This week, the U.S. Army will brief arms manufacturers on the design requirements for a new standard-issue handgun. Several gun makers will compete for the lucrative contract, developing weapons that are more reliable and more powerful than those currently in service. Officials say the upgrade is overdue—it’s been nearly 30 years since the Army adopted the Beretta M9. But the last time the military challenged the industry to make a better handgun, all the innovations intended for the battlefield also ended up in the consumer market, and the severity of civilian shootings soared.
Studying gunshot injuries in the D.C. area in the 1980s, Daniel Webster of Johns Hopkins University noticed an alarming trend—as time went on, more and more patients were arriving at the emergency room with multiple bullet wounds. In 1983, at the beginning of the study period, only about a quarter of gunshot patients had multiple injuries, but in the last two years of the study, that proportion had risen to 43 percent. Over the same period, semiautomatic pistols with a capacity of 15-rounds (or more) were replacing six-shot revolvers as the most popular firearms in the country. It’s not difficult to see the correlation—more bullets in the guns, more bullets in the victims. But why had guns changed so radically in such a short period of time?

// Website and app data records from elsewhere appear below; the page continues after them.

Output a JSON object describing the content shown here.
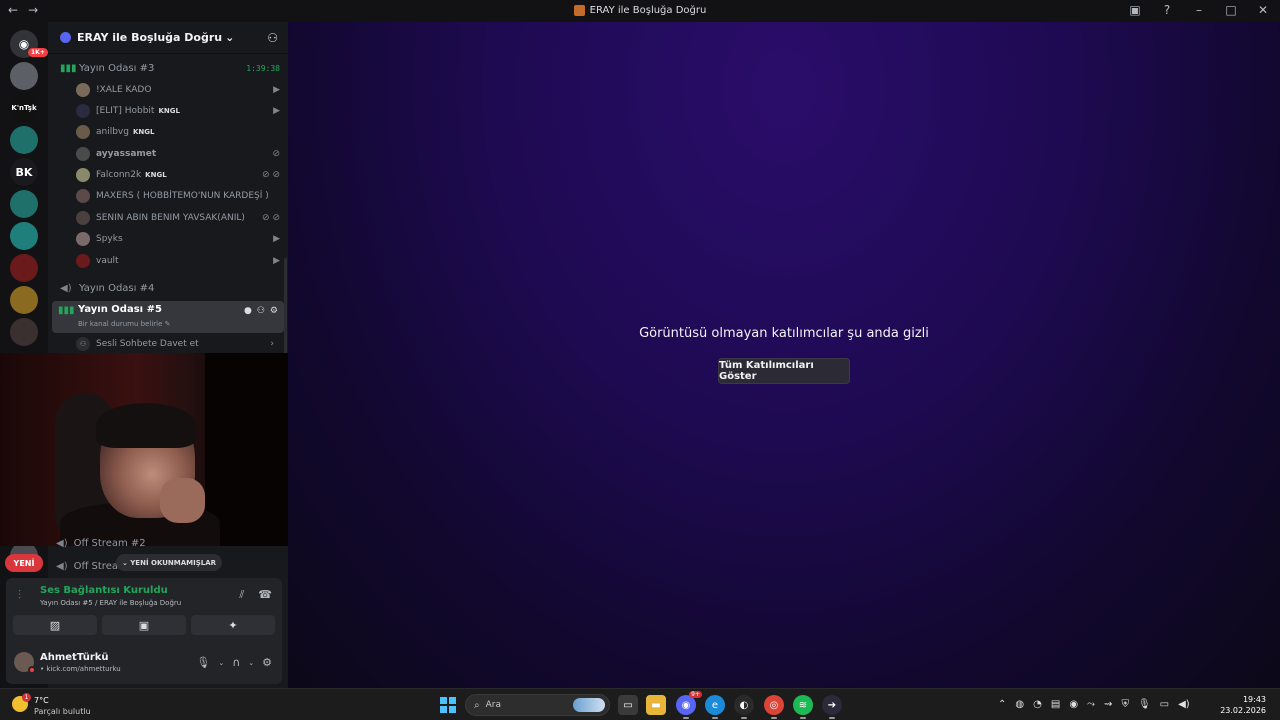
{
  "window": {
    "title": "ERAY ile Boşluğa Doğru",
    "back": "←",
    "forward": "→",
    "controls": {
      "inbox": "▣",
      "help": "?",
      "minimize": "–",
      "maximize": "□",
      "close": "✕"
    }
  },
  "guilds": {
    "badge": "1K+",
    "items": [
      {
        "label": ""
      },
      {
        "label": "K'nTşk"
      },
      {
        "label": ""
      },
      {
        "label": "BK"
      },
      {
        "label": ""
      },
      {
        "label": ""
      },
      {
        "label": ""
      },
      {
        "label": ""
      },
      {
        "label": ""
      }
    ]
  },
  "server": {
    "name": "ERAY ile Boşluğa Doğru",
    "chevron": "⌄"
  },
  "channels": {
    "room3": {
      "name": "Yayın Odası #3",
      "timer": "1:39:38"
    },
    "room3_members": [
      {
        "name": "!XALE KADO",
        "tag": "",
        "icons": "▶"
      },
      {
        "name": "[ELIT] Hobbit",
        "tag": "KNGL",
        "icons": "▶"
      },
      {
        "name": "anilbvg",
        "tag": "KNGL",
        "icons": ""
      },
      {
        "name": "ayyassamet",
        "tag": "",
        "icons": "⊘"
      },
      {
        "name": "Falconn2k",
        "tag": "KNGL",
        "icons": "⊘ ⊘"
      },
      {
        "name": "MAXERS ( HOBBİTEMO'NUN KARDEŞİ )",
        "tag": "",
        "icons": ""
      },
      {
        "name": "SENIN ABIN BENIM YAVSAK(ANIL)",
        "tag": "",
        "icons": "⊘ ⊘"
      },
      {
        "name": "Spyks",
        "tag": "",
        "icons": "▶"
      },
      {
        "name": "vault",
        "tag": "",
        "icons": "▶"
      }
    ],
    "room4": {
      "name": "Yayın Odası #4"
    },
    "room5": {
      "name": "Yayın Odası #5",
      "status": "Bir kanal durumu belirle ✎"
    },
    "invite": "Sesli Sohbete Davet et",
    "off2": "Off Stream #2",
    "off3": "Off Strea"
  },
  "new_badge": "YENİ",
  "unread": "⌄ YENİ OKUNMAMIŞLAR",
  "voice": {
    "status": "Ses Bağlantısı Kuruldu",
    "location": "Yayın Odası #5 / ERAY ile Boşluğa Doğru"
  },
  "user": {
    "name": "AhmetTürkü",
    "status": "• kick.com/ahmetturku"
  },
  "stage": {
    "message": "Görüntüsü olmayan katılımcılar şu anda gizli",
    "button": "Tüm Katılımcıları Göster"
  },
  "taskbar": {
    "temp": "7°C",
    "condition": "Parçalı bulutlu",
    "weather_badge": "1",
    "search": "Ara",
    "discord_badge": "9+",
    "time": "19:43",
    "date": "23.02.2026"
  },
  "colors": {
    "accent_green": "#23a55a",
    "danger": "#da373c",
    "blurple": "#5865f2"
  }
}
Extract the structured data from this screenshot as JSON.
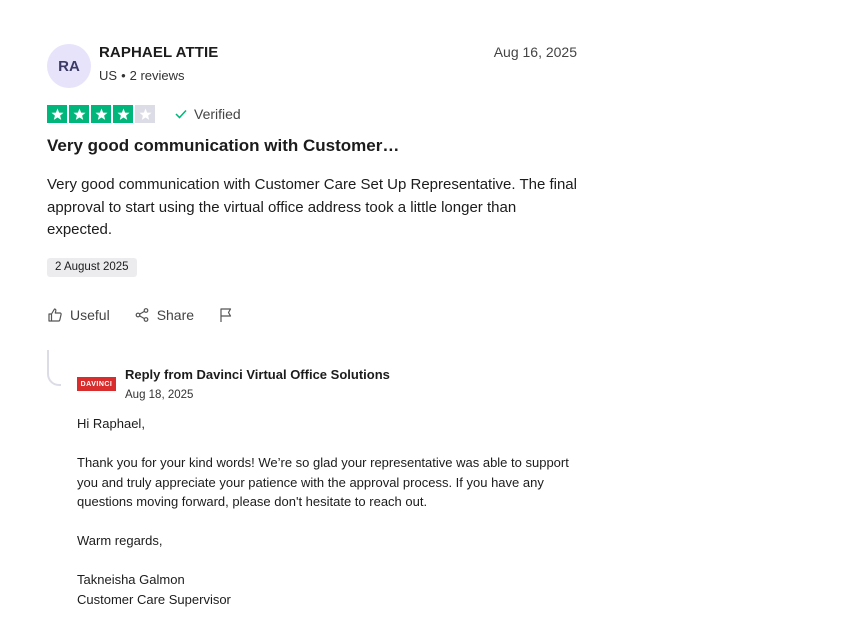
{
  "review": {
    "avatar_initials": "RA",
    "reviewer_name": "RAPHAEL ATTIE",
    "country": "US",
    "separator": "•",
    "review_count": "2 reviews",
    "date": "Aug 16, 2025",
    "rating": 4,
    "rating_max": 5,
    "verified_label": "Verified",
    "title": "Very good communication with Customer…",
    "body": "Very good communication with Customer Care Set Up Representative. The final approval to start using the virtual office address took a little longer than expected.",
    "experience_date": "2 August 2025",
    "actions": {
      "useful": "Useful",
      "share": "Share"
    }
  },
  "reply": {
    "logo_text": "DAVINCI",
    "from": "Reply from Davinci Virtual Office Solutions",
    "date": "Aug 18, 2025",
    "greeting": "Hi Raphael,",
    "paragraph": "Thank you for your kind words! We’re so glad your representative was able to support you and truly appreciate your patience with the approval process. If you have any questions moving forward, please don't hesitate to reach out.",
    "closing": "Warm regards,",
    "signature_name": "Takneisha Galmon",
    "signature_title": "Customer Care Supervisor"
  },
  "colors": {
    "star_on": "#00b67a",
    "star_off": "#dcdce6",
    "avatar_bg": "#e6e3fb",
    "logo_red": "#d92c2c"
  }
}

In 1980 the Joint Services Small Arms Program invited the firearms industry to develop a new military handgun, with more than double the capacity of the sidearm American troops had been issued previously. At the time, soldiers were still using essentially the same handgun their grandfathers had carried into the trenches of World War I, a pistol John Browning had designed at the turn of the century. Its standard magazine held just seven rounds. The U.S. Army had a long wish list for a replacement, with 72 mandatory design requirements and 13 additional “desirable” features. According to Leroy Thompson, author of The Beretta M9 Pistol, “many of these mandatory requirements were very military-specific, which made it difficult for an off-the-shelf commercial pistol to fulfill them without alteration.”
In a series of trials, prototype guns were slathered with mud, soaked in salt water, subjected to hot and cold temperatures, dropped, and fired thousands of times. The Army tallied each misfire and scrutinized each mechanical failure, requesting various design tweaks along the way. Italian manufacturer Pietro Beretta entered the trials with a prototype based on their Model 92 semiautomatic pistol, which had been developed for Italian military and police forces. By 1985, Beretta had won the contract, and the Army placed a preliminary order for more than 300,000 of the new pistols, now designated M9. Initially the guns were manufactured in Italy, but to meet demand Beretta moved production to Maryland.
Beretta offered a nearly identical handgun for civilians, the Model 92FS. It wasn’t the first high-capacity semiautomatic available to American consumers—there were earlier German and Belgian imports with 12- and 13-round magazines, as well as the 14-round Smith & Wesson Model 59 (commissioned by the U.S. Navy but never adopted). None of these had transformed the commercial gun market like the Beretta. Prior to 1980, semiautomatic pistols represented less than a third of handguns produced in the U.S.; by 1991, 74 percent of all handguns produced in America were semiautomatics.
The Beretta became a pop culture icon. Mel Gibson brandishes his in Lethal Weapon and says, “I’m a real cop, and this is a real fucking gun!” In Die Hard, a terrorist admonishes Bruce Willis, “Next time you have a chance to kill someone, don’t hesitate!” Willis responds by popping off 14 rapid-fire rounds from his Beretta, then says, “Thanks for the advice, pal!” Chuck Norris? Check. Steven Seagal? Check.